The town of Khojaly was situated within the administrative borders of the Nagorno-Karabakh region of Azerbaijan. Its population constituted over 7,000 people. Because of its communication advantage of having a civilian airport, just before the start of Nagorno-Karabakh conflict it had become a shelter for refugee Meskhet Turks who fled the bloody inter-ethnic clashes in Central Asia as well as Azerbaijani refugees deported from Armenia.
Late into the night of February 25, 1992, the town came under intensive fire from the town of Khankendi and Askeran already occupied by Armenian forces.
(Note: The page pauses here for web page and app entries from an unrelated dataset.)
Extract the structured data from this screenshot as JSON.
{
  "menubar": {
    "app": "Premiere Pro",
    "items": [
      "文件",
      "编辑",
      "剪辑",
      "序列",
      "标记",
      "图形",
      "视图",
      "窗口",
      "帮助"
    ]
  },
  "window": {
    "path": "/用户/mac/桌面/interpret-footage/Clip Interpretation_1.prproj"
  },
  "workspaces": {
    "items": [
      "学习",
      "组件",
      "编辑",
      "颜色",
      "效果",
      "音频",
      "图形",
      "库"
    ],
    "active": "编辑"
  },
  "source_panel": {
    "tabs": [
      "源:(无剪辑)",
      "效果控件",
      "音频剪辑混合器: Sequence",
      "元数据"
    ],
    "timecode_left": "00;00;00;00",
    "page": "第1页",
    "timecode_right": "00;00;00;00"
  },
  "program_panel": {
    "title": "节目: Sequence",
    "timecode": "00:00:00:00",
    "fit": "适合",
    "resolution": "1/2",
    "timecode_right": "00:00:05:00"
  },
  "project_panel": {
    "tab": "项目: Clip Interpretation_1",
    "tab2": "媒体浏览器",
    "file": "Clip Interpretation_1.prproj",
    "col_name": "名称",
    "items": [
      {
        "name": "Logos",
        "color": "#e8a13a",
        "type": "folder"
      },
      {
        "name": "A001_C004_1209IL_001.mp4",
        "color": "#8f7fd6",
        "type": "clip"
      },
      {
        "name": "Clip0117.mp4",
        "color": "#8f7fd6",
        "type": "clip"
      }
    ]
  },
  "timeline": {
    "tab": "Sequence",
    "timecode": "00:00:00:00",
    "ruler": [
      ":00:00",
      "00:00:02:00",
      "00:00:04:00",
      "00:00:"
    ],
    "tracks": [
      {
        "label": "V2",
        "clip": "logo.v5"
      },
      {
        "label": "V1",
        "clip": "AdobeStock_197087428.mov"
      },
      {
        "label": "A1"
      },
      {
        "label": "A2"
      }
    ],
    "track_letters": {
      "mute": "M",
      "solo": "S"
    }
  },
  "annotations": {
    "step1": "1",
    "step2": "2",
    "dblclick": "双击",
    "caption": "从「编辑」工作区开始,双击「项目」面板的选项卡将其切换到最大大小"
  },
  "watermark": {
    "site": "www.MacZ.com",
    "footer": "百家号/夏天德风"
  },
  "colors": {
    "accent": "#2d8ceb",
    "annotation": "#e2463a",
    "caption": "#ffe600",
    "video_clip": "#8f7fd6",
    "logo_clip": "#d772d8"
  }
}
At night the Armenian armed forces supported by the ex-Soviet 366th regiment completed the surrounding of the town already isolated due to ethnic cleansing of the Azerbaijani population of its neighboring regions. The joint forces occupied the town, which was ruined by heavy artillery shelling.
In just a few hours, 613 civilians were killed, including 106 women, 70 elderly and 83 children in Khojaly on that bloody night. A total of 1,000 civilians were disabled. 56 people were killed with outrageous brutality, eight families were totally exterminated, and 25 children lost both parents, while 130 children lost at least one parent, in what became the most brutal crackdown on civilians during the three years of the conflict's military phase. Moreover, 1,275 innocent people were taken hostage, while the fate of 150 remains unknown.
The Nagorno-Karabakh conflict emerged in 1988 when Armenia made territorial claims against Azerbaijan. Since the lengthy war that displaced over one million Azerbaijanis, Armenian armed forces have occupied over 20 percent of Azerbaijan's internationally recognized territory, including Nagorno-Karabakh and seven adjacent regions. The UN Security Council has adopted four resolutions on Armenia's withdrawal from the Azerbaijani territory, but Armenia has not followed them to this day.